Other changes are noticeable through actions. Some folks are angry. They feel that their lives have been put on hold. Some Soldiers were called back from the Inactive Ready Reserve; they have already been here at least once and thought they were through with the military. Many of us are just weary from the grueling pace of many months away from home. Many folks are discovering for the first time what they are made of. Some of these Soldiers have never left their home towns and are proud of what they are doing. Many of our young men and women have never left their home state, much less the country. The sense of self-reliance is freeing for them.

The most gratifying for me, of course, are those who are changing spiritually. The growth in faith, stripped away from all the pretenses of the American culture, is amazing. Many of us have learned that we can live, even thrive, without many of the things we thought were so important back home. Here we have learned not to fear those who can kill the body, but to focus on eternal matters. Many of our Soldiers are making first time decisions to live for Christ; others are rededicating themselves to serving in the Kingdom. I am especially enjoying the six month long study of what it means to live life as a Christian man that I am leading with a group of guys here.

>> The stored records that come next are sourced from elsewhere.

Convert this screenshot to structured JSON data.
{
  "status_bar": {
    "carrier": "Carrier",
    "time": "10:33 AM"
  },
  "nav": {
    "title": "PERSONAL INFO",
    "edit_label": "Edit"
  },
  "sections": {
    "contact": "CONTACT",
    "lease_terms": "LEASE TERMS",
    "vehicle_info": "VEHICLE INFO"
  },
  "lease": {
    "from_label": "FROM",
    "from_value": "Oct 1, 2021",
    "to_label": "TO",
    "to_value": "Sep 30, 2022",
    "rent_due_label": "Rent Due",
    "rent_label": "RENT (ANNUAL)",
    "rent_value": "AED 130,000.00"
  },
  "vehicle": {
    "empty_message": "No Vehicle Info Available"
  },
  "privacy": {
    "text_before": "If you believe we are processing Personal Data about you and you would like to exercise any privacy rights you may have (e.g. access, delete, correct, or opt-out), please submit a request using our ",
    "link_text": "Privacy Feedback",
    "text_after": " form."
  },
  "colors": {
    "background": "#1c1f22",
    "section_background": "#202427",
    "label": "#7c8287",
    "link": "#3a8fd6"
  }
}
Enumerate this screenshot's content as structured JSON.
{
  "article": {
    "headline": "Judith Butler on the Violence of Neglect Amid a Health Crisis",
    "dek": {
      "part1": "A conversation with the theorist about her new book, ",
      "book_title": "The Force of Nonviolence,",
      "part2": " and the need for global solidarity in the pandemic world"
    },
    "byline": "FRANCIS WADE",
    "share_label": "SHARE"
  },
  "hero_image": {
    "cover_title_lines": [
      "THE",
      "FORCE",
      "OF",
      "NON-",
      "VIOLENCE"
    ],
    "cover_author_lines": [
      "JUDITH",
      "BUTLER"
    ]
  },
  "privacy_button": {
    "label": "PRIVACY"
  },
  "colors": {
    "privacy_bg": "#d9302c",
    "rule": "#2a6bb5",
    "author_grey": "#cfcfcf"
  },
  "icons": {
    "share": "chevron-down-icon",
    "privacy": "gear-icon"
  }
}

So, there are changes; some good, some bad. Pray for us as we seek to change in ways that are pleasing to God.